  12. Components of Facebook • The Facebook “Wall” • Each individual and group profile can have a wall • Essentially a message board where other users can post public messages on a user’s profile • Can be edited by the person whose profile the message is posted • The message writer’s Facebook picture appears next to their message

  13. Components of Facebook • Photo Features: • Profile Photo • Appears on the user’s profile page, attached to messages and other things the user does on Facebook • My Photo Page • Allows the user to post “albums” of pictures • The user can label the people in the pictures and provide descriptions of what is occurring in the picture • The user can also “tag” the people in the picture, which ties the image to that user’s profile in an additional photo section

  14. Components of Facebook • Other components: • Advertisment: can be purchased by students or corporations • Generates revenue for Facebook • Pulse Page • Has Top Ten lists generated from the Facebook community and other trend driven features

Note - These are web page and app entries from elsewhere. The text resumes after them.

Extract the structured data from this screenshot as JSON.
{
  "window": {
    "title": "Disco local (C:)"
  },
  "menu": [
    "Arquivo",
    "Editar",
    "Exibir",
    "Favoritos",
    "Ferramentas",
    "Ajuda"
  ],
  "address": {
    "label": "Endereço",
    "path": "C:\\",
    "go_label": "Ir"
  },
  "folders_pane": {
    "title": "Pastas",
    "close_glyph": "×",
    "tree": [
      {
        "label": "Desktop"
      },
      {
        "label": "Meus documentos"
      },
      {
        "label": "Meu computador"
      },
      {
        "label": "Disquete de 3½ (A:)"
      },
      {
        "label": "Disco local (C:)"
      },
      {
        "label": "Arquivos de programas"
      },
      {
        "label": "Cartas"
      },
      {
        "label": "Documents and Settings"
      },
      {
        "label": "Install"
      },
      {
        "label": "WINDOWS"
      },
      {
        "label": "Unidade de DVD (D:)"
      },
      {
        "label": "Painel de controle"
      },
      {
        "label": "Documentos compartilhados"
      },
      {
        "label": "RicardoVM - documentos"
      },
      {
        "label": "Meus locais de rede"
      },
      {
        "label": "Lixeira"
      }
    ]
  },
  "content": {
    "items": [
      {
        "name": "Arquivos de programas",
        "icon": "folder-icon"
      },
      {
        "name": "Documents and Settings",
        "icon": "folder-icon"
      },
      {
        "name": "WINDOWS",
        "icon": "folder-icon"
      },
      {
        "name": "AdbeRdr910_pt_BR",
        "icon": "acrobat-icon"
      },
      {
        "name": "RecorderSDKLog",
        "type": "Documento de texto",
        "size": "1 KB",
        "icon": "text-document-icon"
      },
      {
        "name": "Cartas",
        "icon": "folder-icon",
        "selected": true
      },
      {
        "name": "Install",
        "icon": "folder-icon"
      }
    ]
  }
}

  15. Facebook: The Good • It’s FREE! • Thousands of groups • Can help you find others who share your interests, hobbies, major, etc. • Academics • Find students enrolled in your classes to form study groups • Locate friends • From home, high school, and other places who you have lost touch with

  16. Facebook: The Bad • Procrastination Tool • Most students who use Facebook state that it can serve as a distraction from school work and other responsibilities • Feeling of “safe” and “private” playground for students • In fact many people other than students can access Facebook profiles

  17. Facebook: The Ugly • Internet Stalking • Personal information such as address, phone number and class schedule can provide many tools to individuals interesting in keeping tabs on someone • Incriminating and questionable photos tagged to your profile by you or others • Schools and police may use as evidence • Can be used by employers who are interested in background information

  18. “But no one will see it later, right?” • Maybe…maybe not! • There are companies that are collecting everything that is posted to the internet • Companies could purchase access to such information, allowing pages that have since been removed to still be seen

  19. Other Internet Technologies to be aware of… • MySpace, Friendster, XuQa • Similar to Facebook • Livejournal, Blog, and many others • Online journal pages • WebCT, Blackboard • Online component to academics, internet support for courses • AIM, MSN Messenger, etc. • Internet messaging programs

  20. What should I do? • Be smart! • Don’t post information you would not be comfortable with strangers having access • Don’t post information that you would not want your mom, your teachers, the police, etc to see • Think about how something could be interpreted, or misinterpreted, by others • It might seem like a joke to you and your friends, but could be seen as serious by others • Don’t be afraid to edit or delete things posted to your wall or photos tagged by others

  21. What should I do? • Utilize Facebook’s Privacy Settings • 3 levels of privacy as well as a custom setting • Blocking feature to keep individuals from being able to see your profile or contact you • Allows you to control who can view your profile and what aspects of your profile those people can see • Features can be turned off, such as the groupie feature and your wall

  22. Diversity College wants you to be safe and have fun! • Diversity College will not “police” your use of the internet • But…if information is brought forth about activities in violation of school policy or state/federal law, Diversity College is obligated to act • Diversity College asks that you use Facebook and other internet programs and resources for “good” and not “evil”

  23. Information for this presentation was found at the following sites: • www.facebook.com • www.myspace.com • http://en.wikipedia.org/wiki/Facebook_(website) • Survey conducted by Diversity College’s Facebook Taskforce • Also check out Diversity College’s student conduct code found at: www.diversitycollege.edu